“Our educational resources at VUMC have been strengthened remarkably over the years, lessening our need to send our students and residents to other sites,” said Dr. Steven G. Gabbe, dean of the School of Medicine. Speaking Tuesday afternoon at a VUSM town hall meeting, Gabbe said that, since the beginning of the relationship with Saint Thomas, the number of medical undergraduates at Vanderbilt has remained stable (at roughly 400) while the faculty has grown from approximately 500 to more than 1,300. Patient volume has also risen steadily: in just the past five years, outpatient visits are up roughly 40 percent and surgical cases are up approximately 27 percent. Gabbe said that, considering the expanded training opportunities posed by the greatly increased faculty presence and patient volumes at Vanderbilt, and considering the educational impact of VUMC’s advanced clinical informatics capabilities, “We think the very best place for you to train is right here.”

The relationship with Saint Thomas has entailed substantial additional costs for VUMC since last July when, in the interest of patient safety and resident quality of life, the Accreditation Council for Graduate Medical Education began limiting residents to an 80-hour work week. Vanderbilt began to employ nurse practitioners and physician assistants to do work previously performed by residents. While Vanderbilt physicians-in-training make between $38,000 (first year) and $50,000 (tenth-year fellows), these nurses and assistants command annual salaries of about $70,000.

According to the Association of American Medical Colleges, the average cost for academic medical centers resulting from the new work requirements is $3.8 million per year. In the fiscal year that ends in June, Vanderbilt estimates its costs due to the rule at $2.8 million, rising to $4 million next year.

Sending residents to Saint Thomas had suddenly become much more expensive for Vanderbilt. Gabbe said VUMC Vice-Chancellor Harry R. Jacobson asked Saint Thomas to help with these costs. When Saint Thomas replied that it was unable to do so, Vanderbilt proposed a list of alternative exchanges but was again turned down. “Their response was disappointing,” Gabbe said. “We gave them every opportunity, but the response appeared to reflect a diminished regard for our relationship. … We felt we had no decision other than to end the association.” In all, the negotiations lasted about six months.

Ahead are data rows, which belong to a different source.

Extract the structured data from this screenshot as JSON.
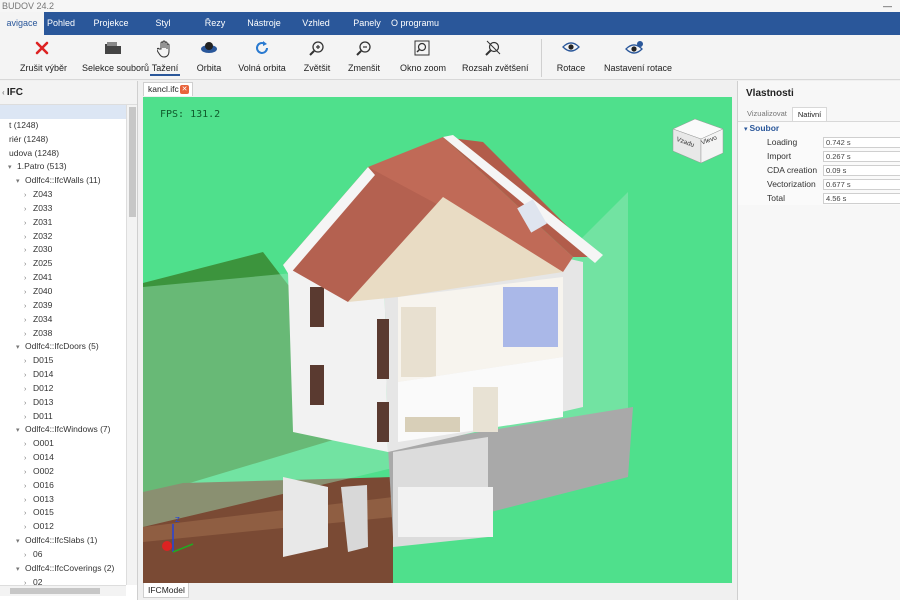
{
  "window": {
    "title": "BUDOV 24.2",
    "close_glyph": "—"
  },
  "menu": [
    {
      "label": "avigace",
      "active": true
    },
    {
      "label": "Pohled"
    },
    {
      "label": "Projekce"
    },
    {
      "label": "Styl"
    },
    {
      "label": "Řezy"
    },
    {
      "label": "Nástroje"
    },
    {
      "label": "Vzhled"
    },
    {
      "label": "Panely"
    },
    {
      "label": "O programu"
    }
  ],
  "toolbar": {
    "zrusit": {
      "label": "Zrušit výběr",
      "icon": "x-icon"
    },
    "selekce": {
      "label": "Selekce souborů",
      "icon": "folder-icon"
    },
    "tazeni": {
      "label": "Tažení",
      "icon": "hand-icon"
    },
    "orbita": {
      "label": "Orbita",
      "icon": "orbit-icon"
    },
    "volna": {
      "label": "Volná orbita",
      "icon": "free-orbit-icon"
    },
    "zvetsit": {
      "label": "Zvětšit",
      "icon": "zoom-in-icon"
    },
    "zmensit": {
      "label": "Zmenšit",
      "icon": "zoom-out-icon"
    },
    "okno": {
      "label": "Okno zoom",
      "icon": "zoom-window-icon"
    },
    "rozsah": {
      "label": "Rozsah zvětšení",
      "icon": "zoom-extents-icon"
    },
    "rotace": {
      "label": "Rotace",
      "icon": "eye-icon"
    },
    "nastaveni": {
      "label": "Nastavení rotace",
      "icon": "eye-settings-icon"
    }
  },
  "left_panel": {
    "title": "IFC",
    "tree": [
      {
        "label": "",
        "indent": 0,
        "selected": true
      },
      {
        "label": "t (1248)",
        "indent": 0
      },
      {
        "label": "riér (1248)",
        "indent": 0
      },
      {
        "label": "udova (1248)",
        "indent": 0
      },
      {
        "label": "1.Patro (513)",
        "indent": 1,
        "chev": "▾"
      },
      {
        "label": "Odlfc4::IfcWalls (11)",
        "indent": 2,
        "chev": "▾"
      },
      {
        "label": "Z043",
        "indent": 3,
        "chev": "›"
      },
      {
        "label": "Z033",
        "indent": 3,
        "chev": "›"
      },
      {
        "label": "Z031",
        "indent": 3,
        "chev": "›"
      },
      {
        "label": "Z032",
        "indent": 3,
        "chev": "›"
      },
      {
        "label": "Z030",
        "indent": 3,
        "chev": "›"
      },
      {
        "label": "Z025",
        "indent": 3,
        "chev": "›"
      },
      {
        "label": "Z041",
        "indent": 3,
        "chev": "›"
      },
      {
        "label": "Z040",
        "indent": 3,
        "chev": "›"
      },
      {
        "label": "Z039",
        "indent": 3,
        "chev": "›"
      },
      {
        "label": "Z034",
        "indent": 3,
        "chev": "›"
      },
      {
        "label": "Z038",
        "indent": 3,
        "chev": "›"
      },
      {
        "label": "Odlfc4::IfcDoors (5)",
        "indent": 2,
        "chev": "▾"
      },
      {
        "label": "D015",
        "indent": 3,
        "chev": "›"
      },
      {
        "label": "D014",
        "indent": 3,
        "chev": "›"
      },
      {
        "label": "D012",
        "indent": 3,
        "chev": "›"
      },
      {
        "label": "D013",
        "indent": 3,
        "chev": "›"
      },
      {
        "label": "D011",
        "indent": 3,
        "chev": "›"
      },
      {
        "label": "Odlfc4::IfcWindows (7)",
        "indent": 2,
        "chev": "▾"
      },
      {
        "label": "O001",
        "indent": 3,
        "chev": "›"
      },
      {
        "label": "O014",
        "indent": 3,
        "chev": "›"
      },
      {
        "label": "O002",
        "indent": 3,
        "chev": "›"
      },
      {
        "label": "O016",
        "indent": 3,
        "chev": "›"
      },
      {
        "label": "O013",
        "indent": 3,
        "chev": "›"
      },
      {
        "label": "O015",
        "indent": 3,
        "chev": "›"
      },
      {
        "label": "O012",
        "indent": 3,
        "chev": "›"
      },
      {
        "label": "Odlfc4::IfcSlabs (1)",
        "indent": 2,
        "chev": "▾"
      },
      {
        "label": "06",
        "indent": 3,
        "chev": "›"
      },
      {
        "label": "Odlfc4::IfcCoverings (2)",
        "indent": 2,
        "chev": "▾"
      },
      {
        "label": "02",
        "indent": 3,
        "chev": "›"
      }
    ]
  },
  "viewport": {
    "file_tab": "kancl.ifc",
    "fps_text": "FPS: 131.2",
    "bottom_tab": "IFCModel",
    "viewcube": {
      "top": "Shora",
      "front": "Vzadu",
      "right": "Vlevo"
    },
    "background": "#4fe08c"
  },
  "right_panel": {
    "title": "Vlastnosti",
    "tabs": [
      {
        "label": "Vizualizovat"
      },
      {
        "label": "Nativní",
        "active": true
      }
    ],
    "section": "Soubor",
    "props": [
      {
        "key": "Loading",
        "value": "0.742 s"
      },
      {
        "key": "Import",
        "value": "0.267 s"
      },
      {
        "key": "CDA creation",
        "value": "0.09 s"
      },
      {
        "key": "Vectorization",
        "value": "0.677 s"
      },
      {
        "key": "Total",
        "value": "4.56 s"
      }
    ]
  },
  "colors": {
    "accent": "#2a579a",
    "roof": "#b46150",
    "ground": "#3a8a38",
    "soil": "#8a5a40"
  }
}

On Dec. 30, Vanderbilt issued a notice of termination in 18 months as provided under the contract.

Gabbe emphasized the excellent educational programs provided for students and residents at the Veterans Administration Hospital and through the Meharry-Vanderbilt Alliance. He said he considers opportunities to participate in community health care settings to be valuable for Vanderbilt students and residents, and that VUMC is making arrangements to expand these opportunities. “We are not going to do anything that might compromise your education,” Gabbe told the students.

Gabbe said VUMC termination of resident rotations at Saint Thomas will not prevent medical students from studying with faculty preceptors at Saint Thomas, and, at this time, there is no reason to believe it will affect the five VUMC resident slots in obstetrics and gynecology at Baptist Hospital (which is owned by Saint Thomas Health Services).